In an email to councillors, Mayor Jim Watson wrote that the city "is prepared to expand the scope" of an environmental assessment to determine whether a link to the airport is feasible.

The environmental assessment, funded by the city, would get underway if the master plan is approved by council.

But the mayor added that any link to the airport "cannot compromise" peak light rail service for Barrhaven and Riverside South.

Airport link would slow O-Train, deputy city manager says

When the master plan was tabled last month, city deputy manager Nancy Schepers said a direct link to the airport would jeopardize the city's goal of commuters boarding an O-Train every eight minutes.

"We're much better off to serve the ridership in the south-eastern community which are regular riders, every day, than trying to split the service and go into the airport," Schepers said at the time.

Mark Laroche, president and CEO of the Ottawa International Airport Authority, said he's prepared to work with the city plan.

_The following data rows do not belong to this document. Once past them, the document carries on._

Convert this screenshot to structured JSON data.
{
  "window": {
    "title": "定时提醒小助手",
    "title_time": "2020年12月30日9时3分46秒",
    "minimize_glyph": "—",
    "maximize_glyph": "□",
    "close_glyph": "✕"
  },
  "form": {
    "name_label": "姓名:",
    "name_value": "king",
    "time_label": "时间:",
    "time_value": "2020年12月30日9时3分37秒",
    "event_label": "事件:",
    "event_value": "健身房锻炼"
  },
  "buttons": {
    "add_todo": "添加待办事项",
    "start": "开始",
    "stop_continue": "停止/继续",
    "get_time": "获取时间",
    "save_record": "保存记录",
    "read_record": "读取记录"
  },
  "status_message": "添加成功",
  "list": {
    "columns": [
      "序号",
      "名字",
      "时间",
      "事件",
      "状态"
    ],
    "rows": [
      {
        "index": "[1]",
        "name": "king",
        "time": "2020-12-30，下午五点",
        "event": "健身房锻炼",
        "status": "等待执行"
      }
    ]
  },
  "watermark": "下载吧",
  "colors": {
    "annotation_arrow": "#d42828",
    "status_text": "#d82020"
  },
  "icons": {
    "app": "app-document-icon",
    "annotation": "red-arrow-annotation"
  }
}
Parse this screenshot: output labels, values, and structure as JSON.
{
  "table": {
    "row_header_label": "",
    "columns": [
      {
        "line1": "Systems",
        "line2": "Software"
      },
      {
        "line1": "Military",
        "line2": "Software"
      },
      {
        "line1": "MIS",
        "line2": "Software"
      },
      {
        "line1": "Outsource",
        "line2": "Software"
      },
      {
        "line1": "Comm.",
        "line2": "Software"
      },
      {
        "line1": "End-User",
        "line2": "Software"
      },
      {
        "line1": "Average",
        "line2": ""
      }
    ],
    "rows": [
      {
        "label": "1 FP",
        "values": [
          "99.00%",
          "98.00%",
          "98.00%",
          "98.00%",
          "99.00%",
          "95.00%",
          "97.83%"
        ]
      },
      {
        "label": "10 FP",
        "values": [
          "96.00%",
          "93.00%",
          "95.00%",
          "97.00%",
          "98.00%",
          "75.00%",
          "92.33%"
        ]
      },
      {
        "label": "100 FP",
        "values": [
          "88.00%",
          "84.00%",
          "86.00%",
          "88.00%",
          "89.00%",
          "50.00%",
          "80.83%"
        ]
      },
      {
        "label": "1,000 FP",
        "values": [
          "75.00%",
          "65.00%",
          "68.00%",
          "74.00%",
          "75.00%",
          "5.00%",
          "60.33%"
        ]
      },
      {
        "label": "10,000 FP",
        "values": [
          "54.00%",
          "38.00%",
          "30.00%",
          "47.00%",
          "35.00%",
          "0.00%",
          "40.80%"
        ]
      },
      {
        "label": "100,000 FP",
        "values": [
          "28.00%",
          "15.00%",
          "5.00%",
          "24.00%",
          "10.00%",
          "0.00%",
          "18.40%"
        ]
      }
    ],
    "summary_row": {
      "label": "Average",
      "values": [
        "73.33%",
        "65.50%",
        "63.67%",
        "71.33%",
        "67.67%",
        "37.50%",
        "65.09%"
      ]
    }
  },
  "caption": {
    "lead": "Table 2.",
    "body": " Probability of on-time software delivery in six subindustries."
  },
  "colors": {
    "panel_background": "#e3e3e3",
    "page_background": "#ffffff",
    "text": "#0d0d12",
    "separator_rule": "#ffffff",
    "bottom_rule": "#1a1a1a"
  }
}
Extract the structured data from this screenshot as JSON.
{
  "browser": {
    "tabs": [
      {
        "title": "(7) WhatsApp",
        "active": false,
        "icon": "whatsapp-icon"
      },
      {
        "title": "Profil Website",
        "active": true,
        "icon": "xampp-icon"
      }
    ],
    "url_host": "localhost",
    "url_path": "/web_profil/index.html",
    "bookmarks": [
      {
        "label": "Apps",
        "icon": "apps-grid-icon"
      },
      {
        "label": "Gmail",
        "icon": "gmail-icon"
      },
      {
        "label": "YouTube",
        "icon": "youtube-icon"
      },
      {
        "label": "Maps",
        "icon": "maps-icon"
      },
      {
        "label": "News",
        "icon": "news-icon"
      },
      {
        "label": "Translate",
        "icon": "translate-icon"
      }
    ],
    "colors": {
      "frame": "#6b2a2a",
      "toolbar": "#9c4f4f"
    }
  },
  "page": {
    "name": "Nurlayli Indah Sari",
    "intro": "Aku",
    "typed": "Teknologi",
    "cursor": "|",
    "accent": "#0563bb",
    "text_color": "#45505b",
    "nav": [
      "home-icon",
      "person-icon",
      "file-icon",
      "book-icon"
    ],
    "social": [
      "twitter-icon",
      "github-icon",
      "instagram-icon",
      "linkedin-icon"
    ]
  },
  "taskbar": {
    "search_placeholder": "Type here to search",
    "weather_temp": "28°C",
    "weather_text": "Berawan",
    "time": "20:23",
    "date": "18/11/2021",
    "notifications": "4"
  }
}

"The debate is not over yet," he said at the time. "There may be possibilities where a better connection to light rail, maybe a spur, is not announced at this time but maybe there is room for improvement on that plan."

Laroche had said possibilities include a shuttle service connecting the terminal to the O-Train.

In the email Watson wrote to councillors, he said Laroche will be meeting with the city over the coming weeks to discuss the issue.

The master plan tabled last month proposes extending the O-Train with five additional stations at Gladstone, Walkley, South Keys, Leitrim and Bowesville.

It narrowly misses the airport by one and half kilometres.

The decision comes at a time when Toronto is building a rail connection to its airport, and Montreal is also planning one.